Flatworms are dorso-ventrally flattened. The epidermis is generally ciliated in the turbellarians, while trematodes and cestodes are covered with a cuticle. Beneath the outer covering are two layers of muscle, an outer circular layer, and an inner longitudinal layer; this arrangement permits an undulating form of locomotion that can be observed in the larger turbellarian species. A saclike digestive cavity, with a single opening to the outside that serves as both mouth and anus, is sometimes present; in the simpler forms it is absent or unbranched, but in higher forms it branches to all parts of the body. The major sense organs, when present, are concentrated in the head, or front end. Although a primitive nerve net is present in some of the simpler forms, others have several nerve cords extending from a brain along the length of the body. The latter pattern of organization is retained in the nervous systems of higher invertebrates, specifically annelids and arthropods.
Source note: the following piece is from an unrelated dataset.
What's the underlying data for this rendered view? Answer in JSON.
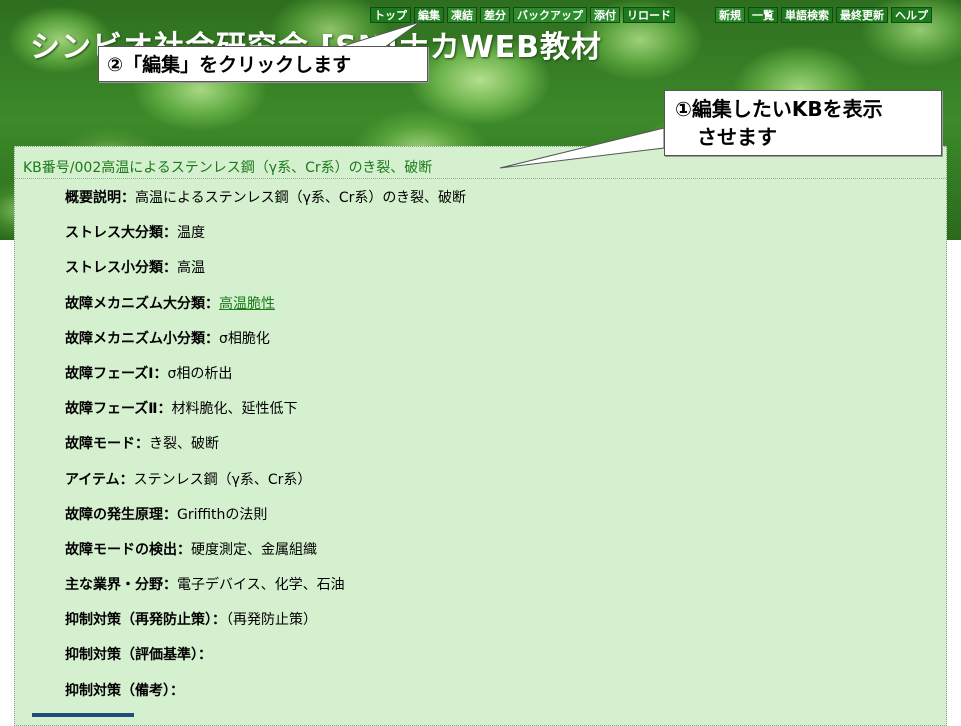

The reproductive system of flatworms is characteristically hermaphroditic (i.e., each individual produces both eggs and sperm), and cross-fertilization between individuals is typical. While trematodes and cestodes shed eggs almost continuously, turbellarians exhibit seasonal reproductive activity and, in addition, display asexual reproduction and the ability to regenerate severed parts of the body.
All except the simplest flatworms have nephridial tubules, called protonephridia, usually distributed throughout the body. Such structures consist of an external opening and a tubule that branches internally, terminating in a number of blind, bulb-shaped structures called flame bulbs, which bear tufts of cilia. They probably function as excretory and osmoregulatory organs.
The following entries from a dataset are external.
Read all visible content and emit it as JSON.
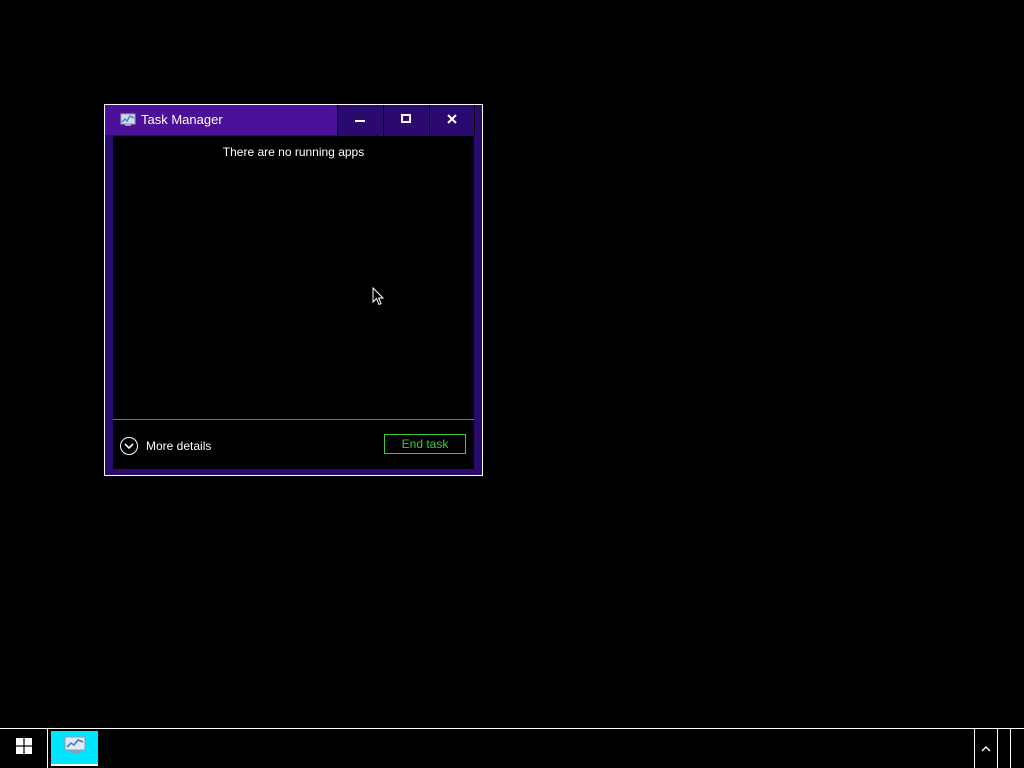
{
  "window": {
    "title": "Task Manager",
    "app_icon": "task-manager-icon",
    "controls": {
      "minimize_icon": "minimize-icon",
      "maximize_icon": "maximize-icon",
      "close_icon": "close-icon"
    }
  },
  "content": {
    "empty_message": "There are no running apps"
  },
  "footer": {
    "more_details_label": "More details",
    "more_details_icon": "chevron-down-icon",
    "end_task_label": "End task"
  },
  "taskbar": {
    "start_icon": "windows-logo-icon",
    "pinned_app_icon": "task-manager-icon",
    "tray_icon": "chevron-up-icon"
  },
  "colors": {
    "titlebar": "#2a0a6e",
    "title_active": "#4b0f9a",
    "accent_green": "#3ec83e",
    "taskbar_app": "#00e5ff",
    "background": "#000000",
    "text": "#ffffff"
  }
}
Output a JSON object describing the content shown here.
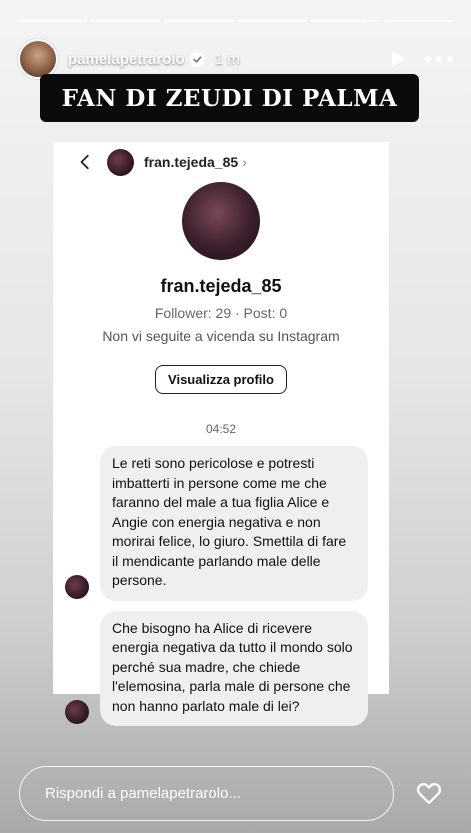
{
  "story": {
    "progress": [
      1,
      1,
      1,
      1,
      0.8,
      0
    ],
    "username": "pamelapetrarolo",
    "time": "1 m",
    "banner": "FAN DI ZEUDI DI PALMA"
  },
  "chat": {
    "handle": "fran.tejeda_85",
    "chevron": "›",
    "profile": {
      "name": "fran.tejeda_85",
      "stats": "Follower: 29 · Post: 0",
      "note": "Non vi seguite a vicenda su Instagram",
      "button": "Visualizza profilo"
    },
    "timestamp": "04:52",
    "messages": [
      "Le reti sono pericolose e potresti imbatterti in persone come me che faranno del male a tua figlia Alice e Angie con energia negativa e non morirai felice, lo giuro. Smettila di fare il mendicante parlando male delle persone.",
      "Che bisogno ha Alice di ricevere energia negativa da tutto il mondo solo perché sua madre, che chiede l'elemosina, parla male di persone che non hanno parlato male di lei?"
    ]
  },
  "reply": {
    "placeholder": "Rispondi a pamelapetrarolo..."
  },
  "icons": [
    "verified-badge-icon",
    "play-icon",
    "more-icon",
    "back-arrow-icon",
    "chevron-right-icon",
    "heart-icon"
  ]
}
Sections in this article:
The Columbia Electronic Encyclopedia, 6th ed. Copyright © 2012, Columbia University Press. All rights reserved.